The annual RFG Scottish Conference, held in March in North Berwick, examined rail freight developments in Scotland, including challenges and opportunities.
Our Scotland representative, David Spaven, gave an update on RFG’s activities in Scotland and emphasised the importance of land as a resource for new terminals. He explained how the Land Strategy sub-group has reviewed about 150 sites and identified those that have potential for rail freight development in the future. He said there is huge potential for development with commodities such as bottled water and whiskey and that additional services, such between Mossend and Teesport, are very encouraging.
Bill Reeves, Commercial Director, Transport Scotland, said: “Everyone seems to be in favour of rail freight, like we are all in favour of world peace. The point is what are we going to do about it?” He outlined the actions that Scottish Government is now taking on rail freight, including setting a growth target for the Network Rail route, and making direct investment for rail freight on the Scottish network. He says he has been delighted by the response of Network Rail colleagues in the last few years in helping facilitate growth, for instance, in the timber market.
Chris Swan, Head of Rail at Tarmac, said that construction traffic was growing on the railways and it is important that we show the positive stories. “But we need sites for terminals and network access capacity at realistic costs to continue this growth.”
Andrew Malcolm of Malcolm Logistics explained how shared user terminals for intermodal traffic helped new rail customers, by sharing risk and offering room for growth. John McGuigan outlined the potential for rail freight growth at Aberdeen Harbour, while Geoff Lippitt of PD Ports highlighted how the growth in rail container traffic between Scotland and Teesport in the last five years has been driven by growth the shortsea market, and a greater understanding of the need for effective rail links.
Andy Saunders, Delivery Director, FNPO, Network Rail, admitted that while Network Rail generally understood the freight business, “in some places we probably don’t” and called on all parts of the rail freight industry to work with Network Rail.
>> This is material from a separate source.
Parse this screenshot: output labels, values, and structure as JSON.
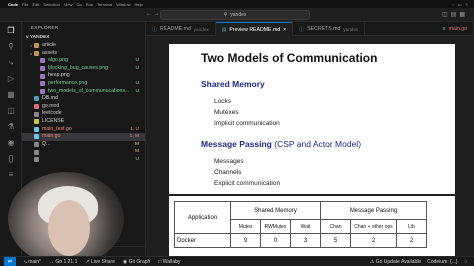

He also said road and rail need to work more closely together to reap the benefits and develop opportunities.”
Our thanks to Tarmac for supporting the conference and hosting a visit to the nearby Dunbar Cement Plant, which was enjoyed by all those able to participate.